Grain fill period seems mostly fixed to about 55 days but there are studies that show low night temperatures can extend the period to formation of the abscission layer, thus increasing grain yield (Elmore, R. 2010. Reduced 2010 Corn Yield Forecasts Reflect Warm Temperatures between Silking and Dent. Integrated Crop Management. Iowa State University, 9 Oct. 2010). It is likely that each hybrid differs in its reaction to temperature during this period.
Given the difficulty of accurately measuring the specifics of temperature interactions of corn plant morphological development, cellular function such as photosynthesis, respiration rates and translocation rate of sugars It is best that we simply compare hybrids for their usual time to harvest moisture. It is all relative.
Comparisons of corn hybrid relative maturities is complexed with flowering dates, black layer timing and harvest moistures. Temperate zone hybrids have mostly shed the day length component affecting time from planting to pollination, as this is mostly determined by accumulation of heat. Earlier hybrids require less heat to reach this stage. After flowering, time to formation of the abscission layer at the base of the kernels and stopping the translocation of carbohydrates into the kernels is about 55 days for all hybrids. Maturity, consequently, as defined by time from planting to completion of grain fill is mostly determined by needed heat from seed germination to formation of tassel and ear shoot meristems.
Grain storage requires moistures close to 15% instead of the 30% when the abscission layer (black layer) forms. Decrease of moisture as the sugar was transported in and starch formed in the developing kernel causing the consistent dropping of percent water down from 85% if the plant remains viable for the 55 days after flowering. Further drying in the field now is through evaporation through the kernel pericarp. Hybrids differ in morphological features affecting this evaporation rate. Husk leaf numbers, length, thickness and tendency to separate after their abscission layers have formed have a great effect on evaporation of water from the kernels. Pericarp thickness also affects loss of water through kernels.

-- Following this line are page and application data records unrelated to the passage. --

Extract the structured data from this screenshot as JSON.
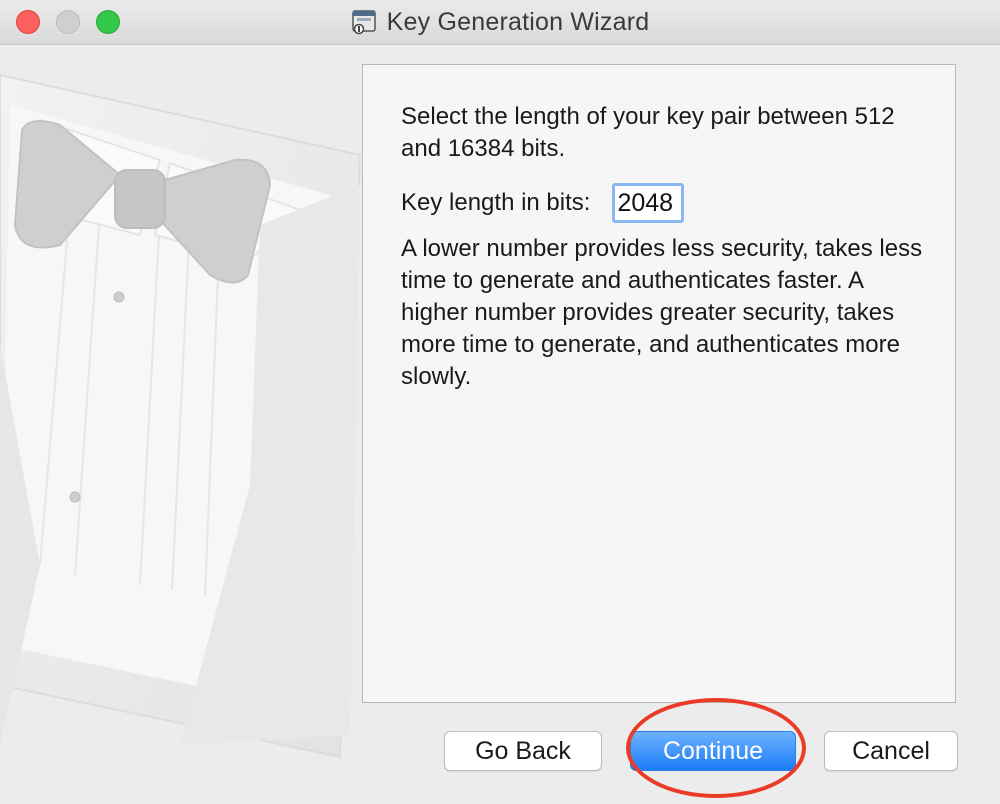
{
  "window": {
    "title": "Key Generation Wizard",
    "icon": "key-wizard-app-icon"
  },
  "traffic_lights": {
    "close": "close-icon",
    "minimize": "minimize-icon",
    "zoom": "zoom-icon"
  },
  "illustration": {
    "icon": "tuxedo-illustration"
  },
  "content": {
    "intro": "Select the length of your key pair between 512 and 16384 bits.",
    "key_length_label": "Key length in bits:",
    "key_length_value": "2048",
    "description": "A lower number provides less security, takes less time to generate and authenticates faster. A higher number provides greater security, takes more time to generate, and authenticates more slowly."
  },
  "buttons": {
    "go_back": "Go Back",
    "continue": "Continue",
    "cancel": "Cancel"
  },
  "annotation": {
    "color": "#ea3b27",
    "target": "continue"
  },
  "colors": {
    "primary_button": "#1b7cf5",
    "focus_ring": "#8ab6f2"
  }
}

There are several methods used to compare relative maturity of hybrids but practicality demands the comparison made at desirable harvest moistures. That involves the physiology of the young corn plant as it translates heat needed to transform the meristems into forming the male and female reproductive parts. It also involves the morphological structures of ear. The most practical and economic comparison comes when comparing harvest moistures of hybrid growing in same environments such as yield plots.
We probably express relative maturities of hybrids with more definitiveness than we should.
About Corn Journal
The purpose of this blog is to share perspectives of the biology of corn, its seed and diseases in a mix of technical and not so technical terms with all who are interested in this major crop. With more technical references to any of the topics easily available on the web with a search of key words, the blog will rarely cite references but will attempt to be accurate. Comments are welcome but will be screened before publishing. Comments and questions directed to the author by emails are encouraged.